Posted February. 14, 2009 09:11,   


A revised bill that will complete the law school system was rejected at the parliamentary plenary session Thursday. Of 218 lawmakers who cast ballots, 78 voted for the bill, 100 opposed, and 48 abstained. Of 132 legislators from the ruling Grand National Party, only 54 voted in favor while 78 either said no or abstained. Hong Joon-pyo, floor leader of the ruling party, urged party lawmakers to cast ballots in favor of the bill according to the party line, though they did not agree on it. His call fell on deaf ears, however.

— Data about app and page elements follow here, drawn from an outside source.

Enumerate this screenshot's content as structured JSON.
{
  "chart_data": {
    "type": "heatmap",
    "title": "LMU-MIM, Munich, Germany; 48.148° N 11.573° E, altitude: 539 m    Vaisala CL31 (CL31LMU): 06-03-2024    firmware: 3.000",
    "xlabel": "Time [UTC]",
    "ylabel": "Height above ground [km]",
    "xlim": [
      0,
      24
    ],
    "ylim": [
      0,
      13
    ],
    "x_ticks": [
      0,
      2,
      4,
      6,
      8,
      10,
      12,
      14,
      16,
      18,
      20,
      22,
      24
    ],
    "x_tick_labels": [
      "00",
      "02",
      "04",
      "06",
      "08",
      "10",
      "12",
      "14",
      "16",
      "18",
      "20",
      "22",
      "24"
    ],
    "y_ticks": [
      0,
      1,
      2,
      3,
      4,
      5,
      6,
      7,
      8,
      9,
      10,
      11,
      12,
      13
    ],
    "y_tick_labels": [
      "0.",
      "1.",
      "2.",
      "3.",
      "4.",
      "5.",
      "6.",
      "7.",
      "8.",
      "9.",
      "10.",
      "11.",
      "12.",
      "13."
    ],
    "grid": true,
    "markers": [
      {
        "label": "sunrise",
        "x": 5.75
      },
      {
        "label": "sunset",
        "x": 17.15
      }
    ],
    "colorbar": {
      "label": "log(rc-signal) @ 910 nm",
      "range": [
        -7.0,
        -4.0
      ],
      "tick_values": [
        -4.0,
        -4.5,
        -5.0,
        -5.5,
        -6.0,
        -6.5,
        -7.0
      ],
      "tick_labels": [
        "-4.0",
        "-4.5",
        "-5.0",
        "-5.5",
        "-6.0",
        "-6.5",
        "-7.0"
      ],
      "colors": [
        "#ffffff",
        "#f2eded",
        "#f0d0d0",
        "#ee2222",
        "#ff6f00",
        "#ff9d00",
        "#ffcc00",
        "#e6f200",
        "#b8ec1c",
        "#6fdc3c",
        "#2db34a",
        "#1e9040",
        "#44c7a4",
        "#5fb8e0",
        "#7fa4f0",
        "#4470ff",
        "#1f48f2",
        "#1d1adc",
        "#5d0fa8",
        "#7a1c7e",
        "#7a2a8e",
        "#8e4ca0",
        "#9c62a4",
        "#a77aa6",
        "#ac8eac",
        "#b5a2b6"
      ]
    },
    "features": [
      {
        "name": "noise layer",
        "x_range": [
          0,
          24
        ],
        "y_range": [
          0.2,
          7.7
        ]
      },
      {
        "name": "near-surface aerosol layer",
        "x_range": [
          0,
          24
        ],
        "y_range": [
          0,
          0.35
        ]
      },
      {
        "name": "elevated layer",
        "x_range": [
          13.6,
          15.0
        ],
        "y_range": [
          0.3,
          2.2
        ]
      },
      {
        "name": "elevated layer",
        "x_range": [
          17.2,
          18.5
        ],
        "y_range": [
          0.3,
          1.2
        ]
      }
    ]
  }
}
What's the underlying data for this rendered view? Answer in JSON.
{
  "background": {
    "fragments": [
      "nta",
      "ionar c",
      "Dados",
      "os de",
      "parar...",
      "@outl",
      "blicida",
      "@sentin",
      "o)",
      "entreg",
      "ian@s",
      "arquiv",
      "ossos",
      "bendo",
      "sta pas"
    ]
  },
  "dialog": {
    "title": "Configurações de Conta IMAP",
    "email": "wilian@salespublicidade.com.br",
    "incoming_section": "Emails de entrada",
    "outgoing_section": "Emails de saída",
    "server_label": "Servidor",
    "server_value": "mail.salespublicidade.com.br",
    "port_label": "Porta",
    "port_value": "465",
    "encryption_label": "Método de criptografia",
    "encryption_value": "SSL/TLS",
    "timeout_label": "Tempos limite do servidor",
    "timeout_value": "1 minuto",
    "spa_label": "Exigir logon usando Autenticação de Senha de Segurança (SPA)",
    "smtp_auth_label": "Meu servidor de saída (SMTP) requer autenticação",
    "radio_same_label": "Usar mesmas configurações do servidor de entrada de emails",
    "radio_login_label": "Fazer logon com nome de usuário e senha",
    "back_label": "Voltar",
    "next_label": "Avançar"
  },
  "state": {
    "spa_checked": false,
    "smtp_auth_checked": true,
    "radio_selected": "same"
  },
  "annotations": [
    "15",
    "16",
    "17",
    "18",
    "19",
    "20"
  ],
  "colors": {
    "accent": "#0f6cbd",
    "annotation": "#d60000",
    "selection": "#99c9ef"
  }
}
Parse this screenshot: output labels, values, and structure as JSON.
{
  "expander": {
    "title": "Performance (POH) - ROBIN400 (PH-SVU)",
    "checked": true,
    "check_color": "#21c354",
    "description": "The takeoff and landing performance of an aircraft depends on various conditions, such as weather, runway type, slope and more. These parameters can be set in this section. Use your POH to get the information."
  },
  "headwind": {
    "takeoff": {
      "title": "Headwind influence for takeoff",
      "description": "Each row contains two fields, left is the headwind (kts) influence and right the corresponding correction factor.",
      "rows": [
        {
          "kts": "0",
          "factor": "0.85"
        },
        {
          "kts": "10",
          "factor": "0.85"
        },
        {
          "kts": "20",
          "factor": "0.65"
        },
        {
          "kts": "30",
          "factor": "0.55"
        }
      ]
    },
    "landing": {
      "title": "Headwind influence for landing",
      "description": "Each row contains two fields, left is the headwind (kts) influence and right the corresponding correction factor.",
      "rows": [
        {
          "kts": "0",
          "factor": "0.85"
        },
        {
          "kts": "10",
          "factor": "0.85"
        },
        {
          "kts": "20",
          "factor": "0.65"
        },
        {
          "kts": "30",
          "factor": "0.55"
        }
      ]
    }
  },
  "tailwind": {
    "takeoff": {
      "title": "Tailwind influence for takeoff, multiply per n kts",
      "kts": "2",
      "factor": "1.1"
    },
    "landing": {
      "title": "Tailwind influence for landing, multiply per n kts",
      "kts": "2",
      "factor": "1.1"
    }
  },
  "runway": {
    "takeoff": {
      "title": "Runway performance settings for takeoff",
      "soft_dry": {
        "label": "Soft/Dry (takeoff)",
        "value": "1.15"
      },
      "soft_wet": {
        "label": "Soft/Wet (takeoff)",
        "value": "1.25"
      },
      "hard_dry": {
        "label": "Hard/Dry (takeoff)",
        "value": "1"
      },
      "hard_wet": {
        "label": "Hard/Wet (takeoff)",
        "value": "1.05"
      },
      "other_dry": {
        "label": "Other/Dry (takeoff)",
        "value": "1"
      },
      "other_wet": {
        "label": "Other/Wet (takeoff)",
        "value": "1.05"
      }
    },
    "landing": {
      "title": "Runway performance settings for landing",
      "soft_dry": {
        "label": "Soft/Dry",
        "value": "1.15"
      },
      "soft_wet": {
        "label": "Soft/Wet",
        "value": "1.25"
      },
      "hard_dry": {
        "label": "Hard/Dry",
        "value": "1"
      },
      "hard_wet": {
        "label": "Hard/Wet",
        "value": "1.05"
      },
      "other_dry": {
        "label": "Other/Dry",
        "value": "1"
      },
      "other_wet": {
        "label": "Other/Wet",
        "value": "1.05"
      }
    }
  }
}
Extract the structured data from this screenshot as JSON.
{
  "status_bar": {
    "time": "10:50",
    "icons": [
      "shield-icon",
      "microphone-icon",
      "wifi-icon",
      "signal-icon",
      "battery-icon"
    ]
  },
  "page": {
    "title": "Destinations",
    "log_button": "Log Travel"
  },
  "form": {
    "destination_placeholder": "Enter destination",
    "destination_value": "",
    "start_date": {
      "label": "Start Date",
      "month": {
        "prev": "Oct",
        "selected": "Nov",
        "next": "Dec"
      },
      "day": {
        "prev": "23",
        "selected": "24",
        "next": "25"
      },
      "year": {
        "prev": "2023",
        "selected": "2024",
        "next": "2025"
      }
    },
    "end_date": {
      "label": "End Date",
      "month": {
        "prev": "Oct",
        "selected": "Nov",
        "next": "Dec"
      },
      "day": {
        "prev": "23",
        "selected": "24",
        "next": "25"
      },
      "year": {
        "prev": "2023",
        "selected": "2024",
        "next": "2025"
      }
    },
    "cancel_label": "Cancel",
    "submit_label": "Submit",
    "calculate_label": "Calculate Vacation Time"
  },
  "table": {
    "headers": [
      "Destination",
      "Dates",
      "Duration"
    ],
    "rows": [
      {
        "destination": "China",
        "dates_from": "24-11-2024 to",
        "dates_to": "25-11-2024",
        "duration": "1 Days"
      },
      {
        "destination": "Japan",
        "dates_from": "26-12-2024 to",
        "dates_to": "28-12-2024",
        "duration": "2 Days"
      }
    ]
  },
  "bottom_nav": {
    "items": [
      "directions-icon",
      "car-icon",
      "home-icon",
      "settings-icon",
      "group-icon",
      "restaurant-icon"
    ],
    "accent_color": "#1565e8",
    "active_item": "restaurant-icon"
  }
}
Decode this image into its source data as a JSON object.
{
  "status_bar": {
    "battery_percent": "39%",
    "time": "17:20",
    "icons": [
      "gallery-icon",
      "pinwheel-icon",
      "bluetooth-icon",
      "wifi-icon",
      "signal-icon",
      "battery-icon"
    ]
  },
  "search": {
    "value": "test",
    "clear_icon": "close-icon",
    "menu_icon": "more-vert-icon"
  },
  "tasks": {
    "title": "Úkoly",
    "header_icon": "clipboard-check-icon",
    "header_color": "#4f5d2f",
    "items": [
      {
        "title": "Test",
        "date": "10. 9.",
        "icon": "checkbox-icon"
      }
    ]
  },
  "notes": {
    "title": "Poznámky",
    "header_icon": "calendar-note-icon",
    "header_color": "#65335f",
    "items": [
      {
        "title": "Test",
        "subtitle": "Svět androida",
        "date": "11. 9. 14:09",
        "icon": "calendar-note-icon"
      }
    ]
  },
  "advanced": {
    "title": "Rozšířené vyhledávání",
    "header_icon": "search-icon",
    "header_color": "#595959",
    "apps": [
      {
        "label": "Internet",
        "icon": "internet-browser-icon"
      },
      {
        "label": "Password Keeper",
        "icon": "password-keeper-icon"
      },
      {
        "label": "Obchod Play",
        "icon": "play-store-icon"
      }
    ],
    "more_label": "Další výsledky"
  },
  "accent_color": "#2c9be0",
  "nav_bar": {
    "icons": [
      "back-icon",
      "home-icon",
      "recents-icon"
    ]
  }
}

Some say lawyers who stick to their vested interests lobbied against the bill and others say legislators hailing from South Gyeongsang Province, which has no law school, thwarted the motion. Most of the blame, however, falls on the party leadership because it failed to persuade its own lawmakers. The main opposition Democratic Party railed against the ruling party by saying, “The failure stemmed from the ruling party’s attempt to railroad the bill. This is the epitome of its discord and irresponsibility.” The ruling party’s floor spokesman Kim Jung-kwon said, “We judge all policies, including those presented by the government, in a cool-headed manner and try to present concrete alternatives. This is the party’s stance.” But this has clearly showed the discord between the ruling party and the government.

The deal breaker was the number of times an applicant can take the bar and eligibility for the exam. The revision limits the number of the examination to three over five years and allows only law school graduates to take the test. Some say the second condition is unconstitutional. In Japan, all people can take the law bar regardless of educational background. In the United States, only law school graduates are eligible for the exam, but the country makes up for the restriction with inexpensive online law schools. The annual tuition for law school is 15 million won (10,600 U.S. dollars) a year, so the government must offer opportunities to the financially strapped.

The adoption of the law school system began to be reviewed under the Kim Young-sam administration. The National Assembly agreed to introduce the system in 2007. If the bill has many problems, lawmakers cannot be blamed for voting it down. A party-line vote on the controversial bill is something to be abolished as well. The most confused will be law school officials who are preparing for the opening of the school in March, however, because nothing was fixed. Hopefully, the government and the Assembly can join hands to produce an alternative measure that maintains the original purpose and resolves differences.

Editorial Writer Gwon Sun-taek (maypole@donga.com)